Described as “a natural communicator both on and off the podium” (Daily Telegraph) Alexander works regularly with the leading orchestras of Europe, the Americas, Asia and Australasia, including the Leipzig Gewandhaus Orchestra, Deutsche Symphonie-Orchester Berlin,, Orchestre de la Suisse Romande, Gothenburg Symphony, Stockholm Philharmonic, Hong Kong Philharmonic, Sao Paulo Symphony and the Melbourne and New Zealand Symphony Orchestras. This season’s collaborations include debuts with the Sydney Symphony Orchestra, Orchestre National de Belgique, Orchestre Metropolitain Montreal, Orquesta Sinfonica de Valencia, and Milwaukee Symphony Orchestra; alongside returns to MDR Sinfonieorchester Leipzig, Orchestre Philharmonique de Luxembourg and the Tasmanian symphony orchestras. He will also embark on an extensive tour of Europe with the National Arts Centre Orchestra performing in cities such as London, Paris, Stockholm and Copenhagen
Highlights of the previous season include debuts with the Helsinki and Warsaw Philharmonic Orchestras and Bamberg Symphony Orchestra, as well as at the Aspen Festival in Colorado. Re-invitations include Konzerthausorchester Berlin, RTE National Symphony Orchestra and a return to the Tivoli Festival with the Copenhagen Philharmonic.
Alexander’s operatic engagements have included The Merry Widow and Gounod’s Romeo and Juliet (Den Kongelige Opera); La Bohème (Opera Lyra/National Arts Centre), Iolanta (Deutsche Kammerphilharmonie Bremen), Così fan Tutte (Opéra National de Montpellier), The Marriage of Figaro (Opera North) in 2015 and he led a co-production of Harry Somers’ Louis Riel in 2017 with the NACO and Canadian Opera Company.

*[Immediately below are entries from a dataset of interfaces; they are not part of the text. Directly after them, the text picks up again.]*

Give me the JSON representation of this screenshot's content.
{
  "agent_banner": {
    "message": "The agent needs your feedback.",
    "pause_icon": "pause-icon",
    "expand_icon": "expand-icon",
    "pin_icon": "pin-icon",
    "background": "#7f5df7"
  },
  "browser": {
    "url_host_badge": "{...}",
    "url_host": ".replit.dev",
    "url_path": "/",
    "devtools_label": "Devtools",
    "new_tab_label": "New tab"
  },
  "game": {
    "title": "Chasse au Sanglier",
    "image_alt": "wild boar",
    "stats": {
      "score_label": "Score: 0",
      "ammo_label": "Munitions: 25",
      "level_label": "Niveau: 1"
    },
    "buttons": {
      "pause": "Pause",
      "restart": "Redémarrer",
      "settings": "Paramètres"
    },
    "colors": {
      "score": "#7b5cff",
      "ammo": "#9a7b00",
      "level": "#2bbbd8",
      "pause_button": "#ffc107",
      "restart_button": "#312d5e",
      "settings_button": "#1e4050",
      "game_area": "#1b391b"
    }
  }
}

Alexander was awarded the ECHO prize in 2016 for his second Deutsche Grammophon recording, “Peter and the Wolf”, and both the ECHO and Deutsche Grunderpreis in his capacity as Artistic Director of the Deutsche Kammerphilharmonie Bremen’s “Zukunftslabor”, a visionary project of grass-roots engagement, which uses music as a source for social cohesion and integration. Through his work as Founder and Artistic Director of the Schumann Camerata and their ground-breaking “440Hz” series in Dusseldorf, and through his leadership roles in Nuremberg, Bremen and Ottawa, inspiring future generations of classical musicians and listeners has always been central to Alexander’s work. He has led the German National Youth Orchestra on several tours of Germany and works with many thousands of young people a year in outreach projects. He regularly gives informed and passionate pre- and post-concert talks on his programmes, as well as numerous interviews and podcasts on the role of classical music in society. He has a wealth of experience conducting and presenting major open-air events - in Nuremberg alone he has, over the course of nine years, hosted more than half a million people at the annual Klassik Open Air concerts - Europe’s largest classical music event.

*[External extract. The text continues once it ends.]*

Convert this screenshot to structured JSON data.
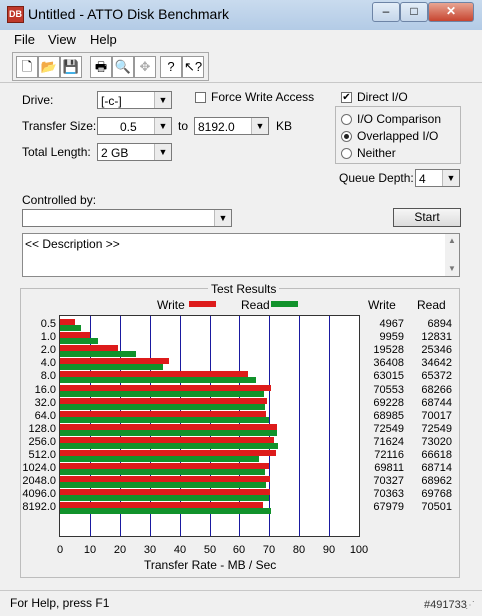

The Music Director role is supported by Elinor Gill Ratcliffe, C.M., O.N.L., LL.D. (hc)